== Instructions to follow ==
Apart from the images, reproduce all of the data word for word.

Dataset entries:
──────────────────────────────

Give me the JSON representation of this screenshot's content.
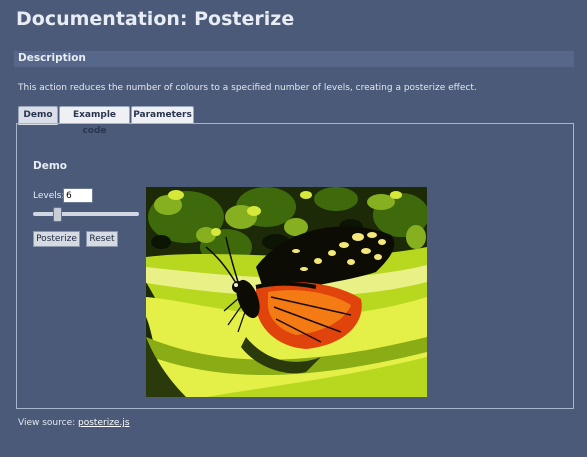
{
  "page": {
    "title": "Documentation: Posterize"
  },
  "description_section": {
    "heading": "Description",
    "text": "This action reduces the number of colours to a specified number of levels, creating a posterize effect."
  },
  "tabs": [
    {
      "label": "Demo",
      "active": true
    },
    {
      "label": "Example code",
      "active": false
    },
    {
      "label": "Parameters",
      "active": false
    }
  ],
  "demo": {
    "heading": "Demo",
    "levels_label": "Levels:",
    "levels_value": "6",
    "slider_fraction": 0.23,
    "posterize_label": "Posterize",
    "reset_label": "Reset",
    "image_subject": "posterized-butterfly"
  },
  "footer": {
    "prefix": "View source:",
    "link_text": "posterize.js"
  },
  "colors": {
    "background": "#4a5a78",
    "section_bar": "#56678a",
    "panel_border": "#a8b4cc"
  }
}
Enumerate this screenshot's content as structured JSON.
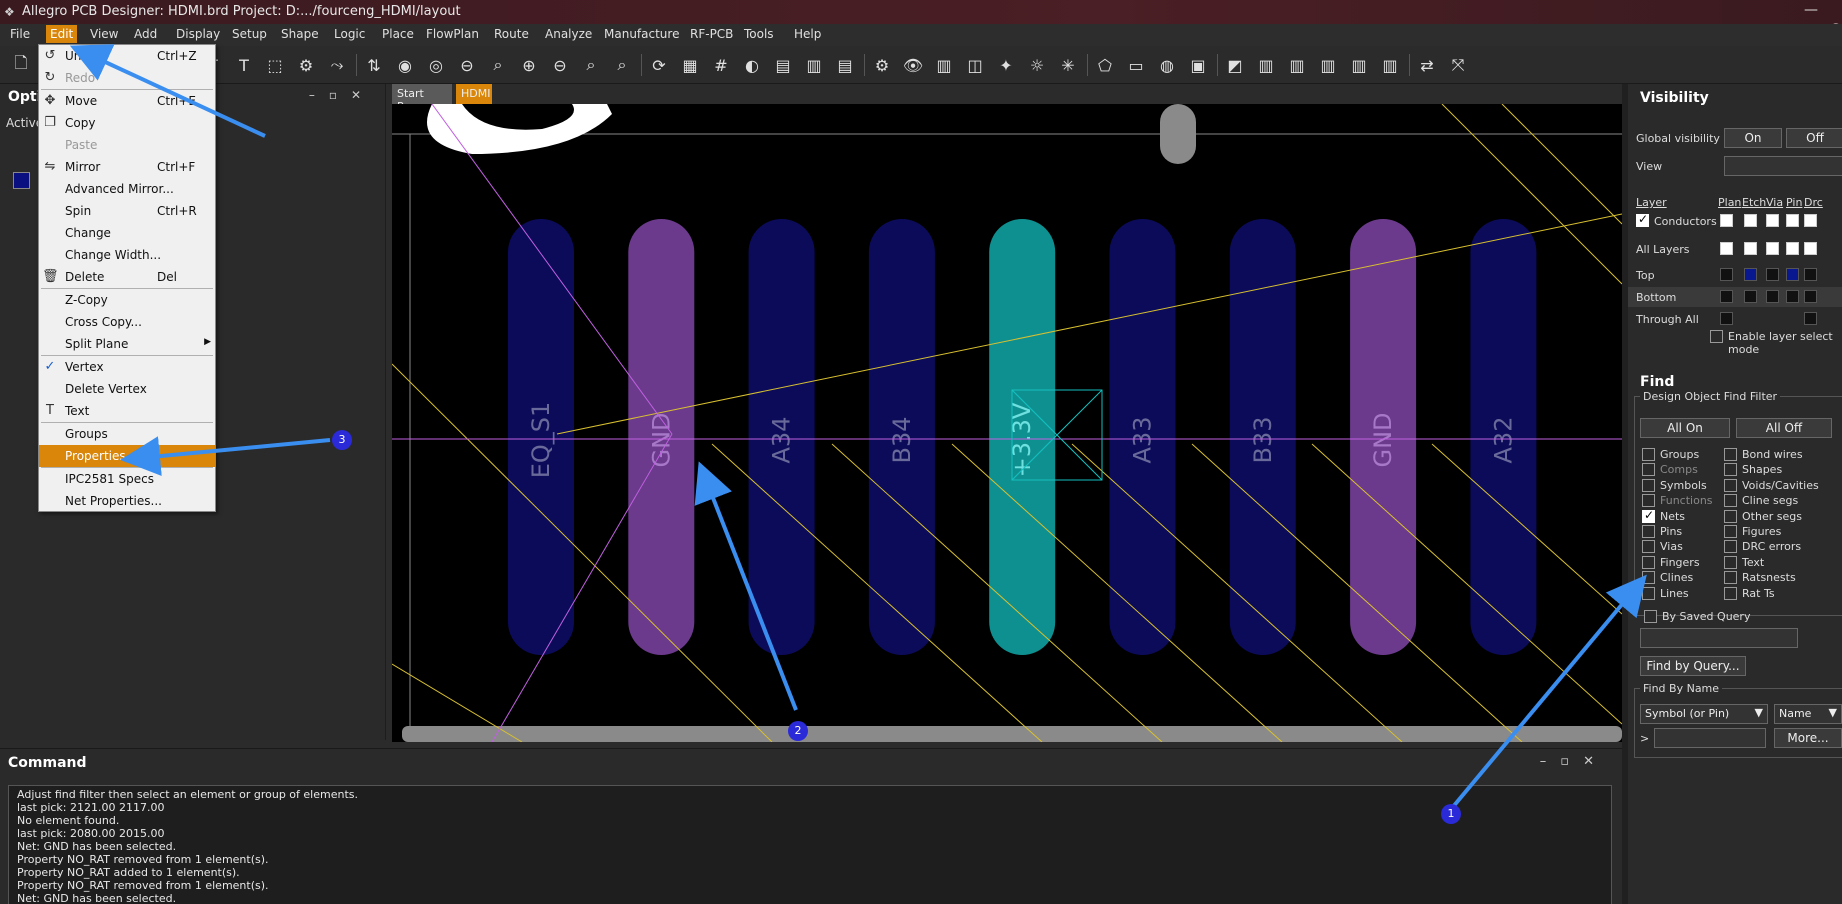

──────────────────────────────

== Solved exercise ==
Give me the JSON representation of this screenshot's content.
{
  "page": {
    "title": "Documentation: Posterize"
  },
  "description_section": {
    "heading": "Description",
    "text": "This action reduces the number of colours to a specified number of levels, creating a posterize effect."
  },
  "tabs": [
    {
      "label": "Demo",
      "active": true
    },
    {
      "label": "Example code",
      "active": false
    },
    {
      "label": "Parameters",
      "active": false
    }
  ],
  "demo": {
    "heading": "Demo",
    "levels_label": "Levels:",
    "levels_value": "6",
    "slider_fraction": 0.23,
    "posterize_label": "Posterize",
    "reset_label": "Reset",
    "image_subject": "posterized-butterfly"
  },
  "footer": {
    "prefix": "View source:",
    "link_text": "posterize.js"
  },
  "colors": {
    "background": "#4a5a78",
    "section_bar": "#56678a",
    "panel_border": "#a8b4cc"
  }
}
Enumerate this screenshot's content as structured JSON.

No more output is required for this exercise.